■ Data for this task:
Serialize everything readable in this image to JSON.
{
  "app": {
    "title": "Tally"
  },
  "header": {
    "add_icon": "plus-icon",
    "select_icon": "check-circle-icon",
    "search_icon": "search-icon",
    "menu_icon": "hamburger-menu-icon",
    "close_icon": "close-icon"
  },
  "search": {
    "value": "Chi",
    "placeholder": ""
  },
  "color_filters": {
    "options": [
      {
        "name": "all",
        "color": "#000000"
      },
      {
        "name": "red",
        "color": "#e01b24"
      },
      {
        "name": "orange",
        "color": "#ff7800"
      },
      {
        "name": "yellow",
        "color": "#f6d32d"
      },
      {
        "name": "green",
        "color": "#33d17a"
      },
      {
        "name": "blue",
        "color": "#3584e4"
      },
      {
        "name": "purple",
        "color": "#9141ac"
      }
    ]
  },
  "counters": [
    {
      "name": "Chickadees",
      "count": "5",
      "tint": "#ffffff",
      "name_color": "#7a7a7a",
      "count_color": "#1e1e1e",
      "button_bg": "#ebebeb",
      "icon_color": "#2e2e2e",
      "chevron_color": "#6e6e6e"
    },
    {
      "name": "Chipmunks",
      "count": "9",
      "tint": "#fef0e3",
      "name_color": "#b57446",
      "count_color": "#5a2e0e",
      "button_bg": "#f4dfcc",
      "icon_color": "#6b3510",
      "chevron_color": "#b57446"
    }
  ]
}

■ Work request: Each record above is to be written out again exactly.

■ Response for this exercise:
Serialize everything readable in this image to JSON.
{
  "app": {
    "title": "Tally"
  },
  "header": {
    "add_icon": "plus-icon",
    "select_icon": "check-circle-icon",
    "search_icon": "search-icon",
    "menu_icon": "hamburger-menu-icon",
    "close_icon": "close-icon"
  },
  "search": {
    "value": "Chi",
    "placeholder": ""
  },
  "color_filters": {
    "options": [
      {
        "name": "all",
        "color": "#000000"
      },
      {
        "name": "red",
        "color": "#e01b24"
      },
      {
        "name": "orange",
        "color": "#ff7800"
      },
      {
        "name": "yellow",
        "color": "#f6d32d"
      },
      {
        "name": "green",
        "color": "#33d17a"
      },
      {
        "name": "blue",
        "color": "#3584e4"
      },
      {
        "name": "purple",
        "color": "#9141ac"
      }
    ]
  },
  "counters": [
    {
      "name": "Chickadees",
      "count": "5",
      "tint": "#ffffff",
      "name_color": "#7a7a7a",
      "count_color": "#1e1e1e",
      "button_bg": "#ebebeb",
      "icon_color": "#2e2e2e",
      "chevron_color": "#6e6e6e"
    },
    {
      "name": "Chipmunks",
      "count": "9",
      "tint": "#fef0e3",
      "name_color": "#b57446",
      "count_color": "#5a2e0e",
      "button_bg": "#f4dfcc",
      "icon_color": "#6b3510",
      "chevron_color": "#b57446"
    }
  ]
}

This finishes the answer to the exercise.